Touring for Grand Views
The stunning landscape around Joseph Oregon is characterized by extremes of elevation. While most rightly associate the Joseph area with the mountains, a large area is actually made up of canyons.
Our canyons aren't just slight little things; they include the deepest gorge North America! Looking at a topographic map of the area will reveal a very furrowed landscape- in fact if it weren't for the higher mountains, Joseph might well be thought of as 'Canyon Country.'
The forces were extreme! While the Eagle Cap and Seven Devils were literally lifted up off the sea floor (you can find sand dollar fossils on the mountain tops) the relentless forces of erosion were busy carving things in the opposite direction. The process continues to this day.
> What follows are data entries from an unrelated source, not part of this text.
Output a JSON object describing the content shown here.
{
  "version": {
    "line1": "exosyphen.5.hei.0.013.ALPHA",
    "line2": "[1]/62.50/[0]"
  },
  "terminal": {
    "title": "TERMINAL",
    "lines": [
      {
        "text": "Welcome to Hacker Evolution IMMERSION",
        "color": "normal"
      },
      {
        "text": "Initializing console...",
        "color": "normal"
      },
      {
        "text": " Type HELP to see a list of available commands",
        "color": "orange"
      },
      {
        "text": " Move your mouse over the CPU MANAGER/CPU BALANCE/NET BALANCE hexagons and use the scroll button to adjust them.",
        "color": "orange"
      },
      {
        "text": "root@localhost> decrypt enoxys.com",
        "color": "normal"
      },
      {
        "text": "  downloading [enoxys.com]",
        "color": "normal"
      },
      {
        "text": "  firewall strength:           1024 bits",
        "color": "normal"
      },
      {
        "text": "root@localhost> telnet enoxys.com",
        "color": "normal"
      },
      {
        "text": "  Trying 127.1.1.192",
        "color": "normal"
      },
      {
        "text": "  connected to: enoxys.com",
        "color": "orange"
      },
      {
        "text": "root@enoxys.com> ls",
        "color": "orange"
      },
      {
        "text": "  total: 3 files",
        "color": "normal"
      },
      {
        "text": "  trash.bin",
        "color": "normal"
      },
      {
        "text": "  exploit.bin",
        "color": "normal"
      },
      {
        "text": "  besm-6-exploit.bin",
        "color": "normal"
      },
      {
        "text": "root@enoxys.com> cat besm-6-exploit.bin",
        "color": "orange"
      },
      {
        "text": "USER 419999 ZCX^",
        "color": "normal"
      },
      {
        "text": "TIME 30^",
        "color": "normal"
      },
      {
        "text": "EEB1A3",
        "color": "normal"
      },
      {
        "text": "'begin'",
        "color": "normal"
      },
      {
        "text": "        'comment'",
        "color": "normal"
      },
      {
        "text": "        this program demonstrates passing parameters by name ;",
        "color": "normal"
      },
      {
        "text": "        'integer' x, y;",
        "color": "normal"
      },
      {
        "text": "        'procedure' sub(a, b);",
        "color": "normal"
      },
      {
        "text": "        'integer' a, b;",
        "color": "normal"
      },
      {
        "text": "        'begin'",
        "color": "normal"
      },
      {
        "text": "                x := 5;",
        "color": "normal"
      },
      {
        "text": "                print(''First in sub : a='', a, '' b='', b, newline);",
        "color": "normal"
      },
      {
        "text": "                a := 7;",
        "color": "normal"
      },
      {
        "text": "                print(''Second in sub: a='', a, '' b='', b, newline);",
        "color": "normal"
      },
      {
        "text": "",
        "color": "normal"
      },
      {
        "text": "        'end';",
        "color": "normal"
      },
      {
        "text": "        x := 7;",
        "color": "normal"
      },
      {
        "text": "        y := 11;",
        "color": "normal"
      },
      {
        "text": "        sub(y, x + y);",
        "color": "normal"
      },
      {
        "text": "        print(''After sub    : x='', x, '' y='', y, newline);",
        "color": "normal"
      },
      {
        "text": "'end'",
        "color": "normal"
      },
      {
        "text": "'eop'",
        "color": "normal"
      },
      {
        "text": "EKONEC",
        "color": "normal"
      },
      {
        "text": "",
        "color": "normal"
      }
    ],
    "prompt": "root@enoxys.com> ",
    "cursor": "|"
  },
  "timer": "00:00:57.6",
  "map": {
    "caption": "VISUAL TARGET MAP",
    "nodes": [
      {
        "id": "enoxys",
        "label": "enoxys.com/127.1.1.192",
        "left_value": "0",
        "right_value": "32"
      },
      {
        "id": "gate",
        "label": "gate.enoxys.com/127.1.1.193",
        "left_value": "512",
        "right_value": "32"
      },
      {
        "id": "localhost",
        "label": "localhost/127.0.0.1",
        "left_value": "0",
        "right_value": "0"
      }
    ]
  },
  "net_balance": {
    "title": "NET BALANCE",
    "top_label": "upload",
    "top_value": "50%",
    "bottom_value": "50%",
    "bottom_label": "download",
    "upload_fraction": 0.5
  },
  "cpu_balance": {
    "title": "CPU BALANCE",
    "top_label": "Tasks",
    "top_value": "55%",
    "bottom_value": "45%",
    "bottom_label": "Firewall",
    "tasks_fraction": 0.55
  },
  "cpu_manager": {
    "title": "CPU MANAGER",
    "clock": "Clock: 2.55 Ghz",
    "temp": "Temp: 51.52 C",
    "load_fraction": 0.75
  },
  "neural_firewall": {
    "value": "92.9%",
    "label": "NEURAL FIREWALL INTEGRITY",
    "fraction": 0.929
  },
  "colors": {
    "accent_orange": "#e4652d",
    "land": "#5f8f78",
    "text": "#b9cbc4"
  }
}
Northeastern Oregon's eastern boarder is defined by the mighty Snake River/Hells Canyon, the deepest gorge in North America. The Seven Devils Range sits just across that border in Idaho and accentuates the elevation difference. Also cutting across the area are two other major canyons: Joseph Creek and The Imnaha, along with a multitude other smaller creeks that form canyons of their own.
The greatest canyon expanse can be seen at Buckhorn where the Imnaha converges with the Snake River to create an immensely vast and rugged landscape that stretches out for miles. It includes views of both the Devils and the Eagle Cap. It's absolutely breathtaking, even if you have visited the Grand Canyon.
As you drive around the area you'll notice a patchwork of tree sizes. This area, including all of the massive 652,488 acre Hell Canyon Recreation Area (HCNRA) is subject to lightning caused wildfires due to the convective (thunderstorm) activity generated by the heat in the canyons themselves. Fire has always been part of the area's natural history and is a necessary ingredient for the health and indeed the survival of many of the species that have evolved on this land. After years of fire suppression, scientific study revealed the error in our ways and thankfully the Forest Service now practices prescribed burning in the HCNRA, returning the forest to a more natural, healthier state. Burning the ladder fuels helps to protect these forests from catastrophic wildfires that kill everything. It also creates park-like stands of Ponderosa Pine that are some of the most beautiful on the planet.
You could spend many days just touring for your favorite vista, but beware; while some are a Sunday drive, others are quite harrowing and might make you feel like you're in one of those movies about Peru. So before you depart please consider the guides below and in all cases drive slow anywhere you can't see around corners; it's surprising just where you'll encounter traffic or animals. Check your spare and come prepared with plenty of gas and water and don't forget your camera!